Interface dataset entries
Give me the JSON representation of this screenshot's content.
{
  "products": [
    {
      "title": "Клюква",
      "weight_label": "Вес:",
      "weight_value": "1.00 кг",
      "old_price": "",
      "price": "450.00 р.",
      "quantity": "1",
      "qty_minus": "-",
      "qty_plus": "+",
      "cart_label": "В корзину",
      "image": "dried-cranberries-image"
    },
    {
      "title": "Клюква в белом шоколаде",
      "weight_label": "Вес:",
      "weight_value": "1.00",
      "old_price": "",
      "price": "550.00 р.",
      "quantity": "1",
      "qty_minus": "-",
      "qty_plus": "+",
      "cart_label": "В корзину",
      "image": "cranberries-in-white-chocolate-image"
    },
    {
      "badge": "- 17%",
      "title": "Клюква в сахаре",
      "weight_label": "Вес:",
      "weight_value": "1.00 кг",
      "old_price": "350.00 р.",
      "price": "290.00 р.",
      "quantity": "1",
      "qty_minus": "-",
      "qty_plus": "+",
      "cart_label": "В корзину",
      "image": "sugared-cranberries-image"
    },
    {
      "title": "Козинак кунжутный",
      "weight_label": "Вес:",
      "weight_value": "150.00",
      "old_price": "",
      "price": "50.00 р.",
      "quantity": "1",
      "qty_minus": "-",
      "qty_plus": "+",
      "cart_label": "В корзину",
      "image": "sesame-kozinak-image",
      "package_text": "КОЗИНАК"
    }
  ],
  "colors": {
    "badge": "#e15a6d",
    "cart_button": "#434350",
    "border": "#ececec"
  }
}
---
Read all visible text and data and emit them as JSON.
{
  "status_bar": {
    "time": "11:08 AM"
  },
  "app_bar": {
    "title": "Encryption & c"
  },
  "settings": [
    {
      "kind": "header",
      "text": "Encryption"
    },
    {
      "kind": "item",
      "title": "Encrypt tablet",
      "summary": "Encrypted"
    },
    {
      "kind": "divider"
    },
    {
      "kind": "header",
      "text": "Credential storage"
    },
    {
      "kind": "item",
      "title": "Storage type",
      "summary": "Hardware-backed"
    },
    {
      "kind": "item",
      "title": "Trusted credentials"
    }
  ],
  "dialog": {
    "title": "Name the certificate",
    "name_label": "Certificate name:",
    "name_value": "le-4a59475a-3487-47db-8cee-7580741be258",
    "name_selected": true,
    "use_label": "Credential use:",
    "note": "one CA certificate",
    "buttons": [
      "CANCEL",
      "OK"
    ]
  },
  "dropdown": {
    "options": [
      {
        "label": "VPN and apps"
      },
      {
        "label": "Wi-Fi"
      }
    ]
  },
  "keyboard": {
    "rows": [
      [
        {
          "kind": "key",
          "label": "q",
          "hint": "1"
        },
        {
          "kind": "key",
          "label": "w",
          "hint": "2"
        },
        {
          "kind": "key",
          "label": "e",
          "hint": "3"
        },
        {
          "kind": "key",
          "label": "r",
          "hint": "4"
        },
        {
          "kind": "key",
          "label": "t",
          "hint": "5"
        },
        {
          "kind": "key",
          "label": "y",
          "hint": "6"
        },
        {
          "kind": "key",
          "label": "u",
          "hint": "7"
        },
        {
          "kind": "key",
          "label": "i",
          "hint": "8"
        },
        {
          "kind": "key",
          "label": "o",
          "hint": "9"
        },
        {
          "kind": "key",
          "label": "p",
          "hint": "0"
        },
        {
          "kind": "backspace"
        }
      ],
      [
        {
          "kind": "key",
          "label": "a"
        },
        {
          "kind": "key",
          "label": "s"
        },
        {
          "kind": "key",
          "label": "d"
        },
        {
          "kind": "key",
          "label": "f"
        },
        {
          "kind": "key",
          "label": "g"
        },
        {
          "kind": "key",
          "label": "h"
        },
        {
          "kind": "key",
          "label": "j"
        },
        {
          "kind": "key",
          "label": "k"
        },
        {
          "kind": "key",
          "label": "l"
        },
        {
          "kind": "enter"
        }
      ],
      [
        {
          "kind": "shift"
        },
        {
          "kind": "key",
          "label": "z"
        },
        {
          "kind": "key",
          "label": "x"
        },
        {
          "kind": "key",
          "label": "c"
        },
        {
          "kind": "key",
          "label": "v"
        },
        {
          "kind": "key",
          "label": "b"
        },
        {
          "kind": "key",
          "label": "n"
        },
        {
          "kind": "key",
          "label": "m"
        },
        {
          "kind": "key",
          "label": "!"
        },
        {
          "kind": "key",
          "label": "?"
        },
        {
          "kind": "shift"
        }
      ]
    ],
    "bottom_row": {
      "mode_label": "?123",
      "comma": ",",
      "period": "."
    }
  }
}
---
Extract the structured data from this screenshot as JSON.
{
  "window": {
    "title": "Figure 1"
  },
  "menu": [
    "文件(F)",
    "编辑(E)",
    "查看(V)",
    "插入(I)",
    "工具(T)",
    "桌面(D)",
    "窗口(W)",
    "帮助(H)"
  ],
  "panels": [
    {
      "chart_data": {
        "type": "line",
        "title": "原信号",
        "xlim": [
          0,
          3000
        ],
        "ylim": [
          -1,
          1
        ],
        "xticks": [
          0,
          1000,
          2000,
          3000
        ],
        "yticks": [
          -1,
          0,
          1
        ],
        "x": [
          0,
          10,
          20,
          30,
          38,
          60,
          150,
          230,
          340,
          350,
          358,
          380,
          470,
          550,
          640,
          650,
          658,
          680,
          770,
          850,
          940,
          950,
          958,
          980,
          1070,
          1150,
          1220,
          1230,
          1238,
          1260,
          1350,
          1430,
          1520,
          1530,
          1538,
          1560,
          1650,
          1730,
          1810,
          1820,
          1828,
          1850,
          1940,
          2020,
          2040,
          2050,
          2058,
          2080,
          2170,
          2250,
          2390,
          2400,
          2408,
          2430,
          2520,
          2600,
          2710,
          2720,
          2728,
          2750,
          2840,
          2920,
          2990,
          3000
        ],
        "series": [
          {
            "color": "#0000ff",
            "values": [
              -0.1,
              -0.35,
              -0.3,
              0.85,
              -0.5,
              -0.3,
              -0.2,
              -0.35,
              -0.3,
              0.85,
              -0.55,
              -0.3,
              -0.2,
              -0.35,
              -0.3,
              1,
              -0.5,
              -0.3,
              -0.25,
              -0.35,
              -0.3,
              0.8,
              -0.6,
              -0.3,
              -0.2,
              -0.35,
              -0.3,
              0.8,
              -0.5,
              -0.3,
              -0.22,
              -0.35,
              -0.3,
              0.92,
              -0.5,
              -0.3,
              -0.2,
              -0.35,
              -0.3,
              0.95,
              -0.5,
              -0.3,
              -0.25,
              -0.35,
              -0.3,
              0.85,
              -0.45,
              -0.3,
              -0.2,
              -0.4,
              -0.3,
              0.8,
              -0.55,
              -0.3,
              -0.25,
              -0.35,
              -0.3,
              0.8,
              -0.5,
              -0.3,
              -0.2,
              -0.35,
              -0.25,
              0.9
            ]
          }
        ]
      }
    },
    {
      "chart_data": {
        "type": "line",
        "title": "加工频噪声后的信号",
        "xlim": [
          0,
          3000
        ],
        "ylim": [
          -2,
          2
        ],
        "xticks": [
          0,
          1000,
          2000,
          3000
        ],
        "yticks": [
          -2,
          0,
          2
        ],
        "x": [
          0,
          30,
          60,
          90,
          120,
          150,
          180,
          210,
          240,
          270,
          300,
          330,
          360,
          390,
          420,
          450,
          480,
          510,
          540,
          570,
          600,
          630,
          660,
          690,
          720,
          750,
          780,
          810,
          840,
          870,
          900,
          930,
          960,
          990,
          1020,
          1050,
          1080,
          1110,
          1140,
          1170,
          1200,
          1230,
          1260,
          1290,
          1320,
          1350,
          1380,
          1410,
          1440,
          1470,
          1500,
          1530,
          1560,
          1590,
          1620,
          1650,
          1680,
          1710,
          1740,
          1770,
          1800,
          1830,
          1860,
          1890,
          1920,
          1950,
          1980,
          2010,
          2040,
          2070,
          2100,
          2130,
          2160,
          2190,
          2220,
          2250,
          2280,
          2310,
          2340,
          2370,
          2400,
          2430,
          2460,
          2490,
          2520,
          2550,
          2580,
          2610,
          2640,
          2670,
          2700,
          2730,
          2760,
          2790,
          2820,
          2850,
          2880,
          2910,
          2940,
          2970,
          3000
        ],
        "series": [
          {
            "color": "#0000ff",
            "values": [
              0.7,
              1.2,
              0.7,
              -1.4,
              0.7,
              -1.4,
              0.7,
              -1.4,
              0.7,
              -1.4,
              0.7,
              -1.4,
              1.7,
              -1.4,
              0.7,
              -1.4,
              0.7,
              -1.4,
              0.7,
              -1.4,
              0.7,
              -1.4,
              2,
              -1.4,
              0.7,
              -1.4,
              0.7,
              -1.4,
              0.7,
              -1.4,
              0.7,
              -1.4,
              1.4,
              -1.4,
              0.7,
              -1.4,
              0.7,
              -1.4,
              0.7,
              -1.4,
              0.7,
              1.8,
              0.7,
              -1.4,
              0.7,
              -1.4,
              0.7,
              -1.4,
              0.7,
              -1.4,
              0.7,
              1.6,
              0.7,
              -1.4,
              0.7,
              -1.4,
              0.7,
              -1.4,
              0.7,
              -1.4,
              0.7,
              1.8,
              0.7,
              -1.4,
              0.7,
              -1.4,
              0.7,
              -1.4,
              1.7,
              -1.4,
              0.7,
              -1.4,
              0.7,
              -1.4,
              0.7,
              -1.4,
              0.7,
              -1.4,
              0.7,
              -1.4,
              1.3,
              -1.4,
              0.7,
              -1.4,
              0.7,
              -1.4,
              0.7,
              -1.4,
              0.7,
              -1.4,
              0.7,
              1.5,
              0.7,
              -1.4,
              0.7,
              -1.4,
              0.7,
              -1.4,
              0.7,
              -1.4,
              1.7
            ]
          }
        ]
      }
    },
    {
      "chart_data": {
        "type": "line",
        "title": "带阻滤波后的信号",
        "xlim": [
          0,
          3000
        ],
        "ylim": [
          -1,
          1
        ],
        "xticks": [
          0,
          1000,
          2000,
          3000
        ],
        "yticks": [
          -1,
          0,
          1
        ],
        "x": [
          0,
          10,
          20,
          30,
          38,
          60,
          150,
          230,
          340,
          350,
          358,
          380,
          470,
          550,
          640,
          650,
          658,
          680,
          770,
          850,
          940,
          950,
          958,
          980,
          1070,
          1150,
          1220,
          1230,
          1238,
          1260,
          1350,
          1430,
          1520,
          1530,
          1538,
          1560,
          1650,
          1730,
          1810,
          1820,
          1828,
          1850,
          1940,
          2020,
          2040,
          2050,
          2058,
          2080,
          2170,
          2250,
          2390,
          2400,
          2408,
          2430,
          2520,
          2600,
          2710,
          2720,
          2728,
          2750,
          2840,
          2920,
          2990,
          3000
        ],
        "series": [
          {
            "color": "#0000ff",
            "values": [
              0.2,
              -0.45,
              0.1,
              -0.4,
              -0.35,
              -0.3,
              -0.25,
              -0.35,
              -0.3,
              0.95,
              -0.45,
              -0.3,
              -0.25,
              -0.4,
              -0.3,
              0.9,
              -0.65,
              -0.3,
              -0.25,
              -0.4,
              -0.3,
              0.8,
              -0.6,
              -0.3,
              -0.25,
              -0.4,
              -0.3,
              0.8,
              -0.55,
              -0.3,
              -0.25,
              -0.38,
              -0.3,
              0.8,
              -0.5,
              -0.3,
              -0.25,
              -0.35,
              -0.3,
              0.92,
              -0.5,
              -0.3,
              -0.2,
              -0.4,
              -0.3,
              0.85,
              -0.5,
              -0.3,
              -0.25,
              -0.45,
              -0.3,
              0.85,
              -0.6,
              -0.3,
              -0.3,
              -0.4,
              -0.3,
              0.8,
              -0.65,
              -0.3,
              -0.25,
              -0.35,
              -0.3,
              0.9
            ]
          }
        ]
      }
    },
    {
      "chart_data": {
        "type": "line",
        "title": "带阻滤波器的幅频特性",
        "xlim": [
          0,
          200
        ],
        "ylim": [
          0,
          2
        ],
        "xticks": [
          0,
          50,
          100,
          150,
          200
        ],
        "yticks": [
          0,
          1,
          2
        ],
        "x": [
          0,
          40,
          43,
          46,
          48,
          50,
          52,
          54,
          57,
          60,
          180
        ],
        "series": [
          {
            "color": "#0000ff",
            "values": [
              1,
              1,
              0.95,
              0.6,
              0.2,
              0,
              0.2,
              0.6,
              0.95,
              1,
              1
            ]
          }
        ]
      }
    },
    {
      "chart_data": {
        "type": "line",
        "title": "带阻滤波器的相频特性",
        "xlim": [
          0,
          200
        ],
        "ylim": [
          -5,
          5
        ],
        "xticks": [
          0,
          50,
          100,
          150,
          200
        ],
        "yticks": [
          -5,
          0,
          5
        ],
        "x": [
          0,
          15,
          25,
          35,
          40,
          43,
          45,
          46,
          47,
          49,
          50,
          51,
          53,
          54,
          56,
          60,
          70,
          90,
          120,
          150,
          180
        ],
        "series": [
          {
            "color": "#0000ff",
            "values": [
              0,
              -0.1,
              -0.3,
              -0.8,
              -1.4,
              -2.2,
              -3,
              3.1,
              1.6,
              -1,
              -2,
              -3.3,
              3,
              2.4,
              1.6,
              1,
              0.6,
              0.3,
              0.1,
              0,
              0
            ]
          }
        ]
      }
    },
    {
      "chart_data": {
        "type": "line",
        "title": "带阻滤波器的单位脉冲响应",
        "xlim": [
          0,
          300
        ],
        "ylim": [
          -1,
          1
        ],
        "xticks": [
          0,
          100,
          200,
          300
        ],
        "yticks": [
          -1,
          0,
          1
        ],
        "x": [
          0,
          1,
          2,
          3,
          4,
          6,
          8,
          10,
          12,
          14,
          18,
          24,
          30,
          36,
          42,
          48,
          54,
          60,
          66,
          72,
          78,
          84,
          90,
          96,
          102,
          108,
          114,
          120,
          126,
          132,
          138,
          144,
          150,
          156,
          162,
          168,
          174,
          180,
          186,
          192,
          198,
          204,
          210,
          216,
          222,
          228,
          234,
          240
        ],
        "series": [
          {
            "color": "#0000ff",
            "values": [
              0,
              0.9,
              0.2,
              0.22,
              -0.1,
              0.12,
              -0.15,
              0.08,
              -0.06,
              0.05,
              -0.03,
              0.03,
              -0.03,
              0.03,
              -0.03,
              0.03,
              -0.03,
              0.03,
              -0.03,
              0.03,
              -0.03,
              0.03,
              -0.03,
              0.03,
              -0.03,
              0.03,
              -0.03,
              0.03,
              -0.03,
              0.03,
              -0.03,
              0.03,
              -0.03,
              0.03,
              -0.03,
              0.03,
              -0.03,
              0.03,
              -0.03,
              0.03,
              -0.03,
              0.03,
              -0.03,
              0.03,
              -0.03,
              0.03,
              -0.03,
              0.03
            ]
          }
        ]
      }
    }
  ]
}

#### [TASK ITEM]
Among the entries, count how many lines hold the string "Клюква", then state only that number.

#### [ANSWER BOX]
3